So in your case, put on as large and/or as many panels as you can fit if solar is going to be your only non fossil fuel
charging source. Putting a 200+ watt panel on your stern may be the best way to go. The one you are looking at has a high enough voltage so it should make good use of the greater charging efficiency of an MPPT controller. If you can stow additional panels to supplement your output at anchor
, all the better. On a 27' boat, stowage is at a premium, however.
The best way to become energy self sufficient is to cut the amount of amps you need. We lived aboard and cruised for nearly 4 years without refrigeration and don't have it on my current
boat. We didn't/don't miss it. Amazing how much better food
tastes at room temp, even beer
. Most food
will keep for several days without refrigeration even in the tropics.
Some form of self steering
is mandatory on a cruising boat. An autopilot
will draw a tremendous number of amps in the real world of sailing a boat on the open ocean. You'll not only need to buy the autopilot but all the spares for the inevitable breakdown, the increased battery bank to handle the load, and generating capacity to feed the hungry bastard its electrons. In short the real cost of an autopilot for an offshore
sailed boat is way more than twice the initial cost of the pilot. A self steering
vane works for free and will steer the boat for about 99% of your cruising time. It also is a fairly simple mechanical device that can be fixed with a little chewing gum and duct tape by the average sailor should anything go wrong. Contrast that with an autopilot that requires an EE degree just to read to read the manual. TV's, DVD

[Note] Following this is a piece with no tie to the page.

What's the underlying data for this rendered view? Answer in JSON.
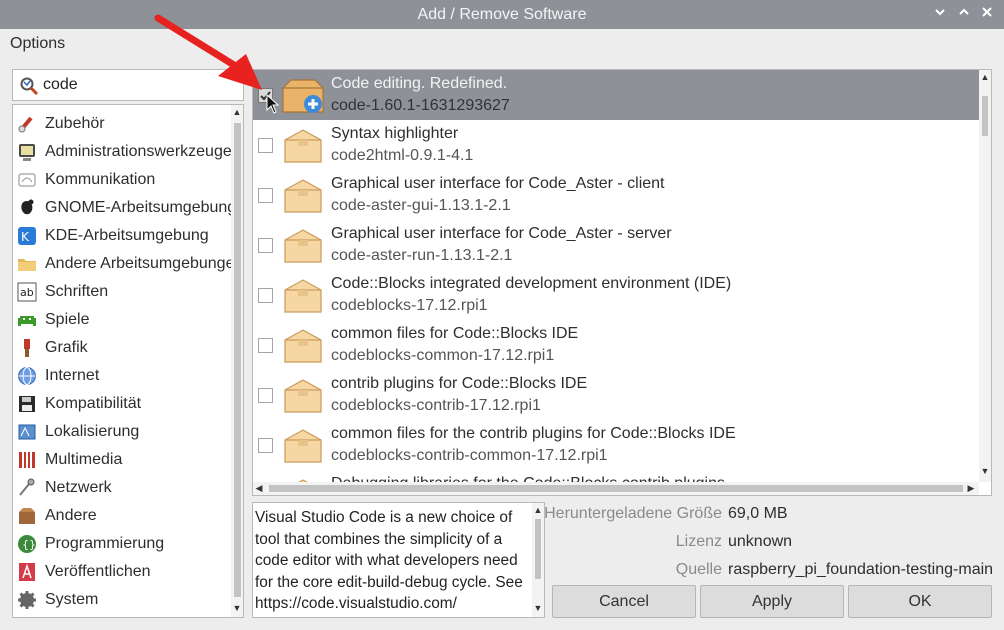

players and Muzak piped throughout the boat are trappings of our modern society. We've managed to do fine, thankyou, without that external stimulation. Somehow I'm never been bored on the boat and don't have that niggling desire for more 'stuff' to occupy my time. Of course, that's the need for more stuff that doesn't have to do with sailing the boat.
Sounds like you have a good plan for installing solar on your boat. It's certainly made my boat way more pleasant not having to run the engine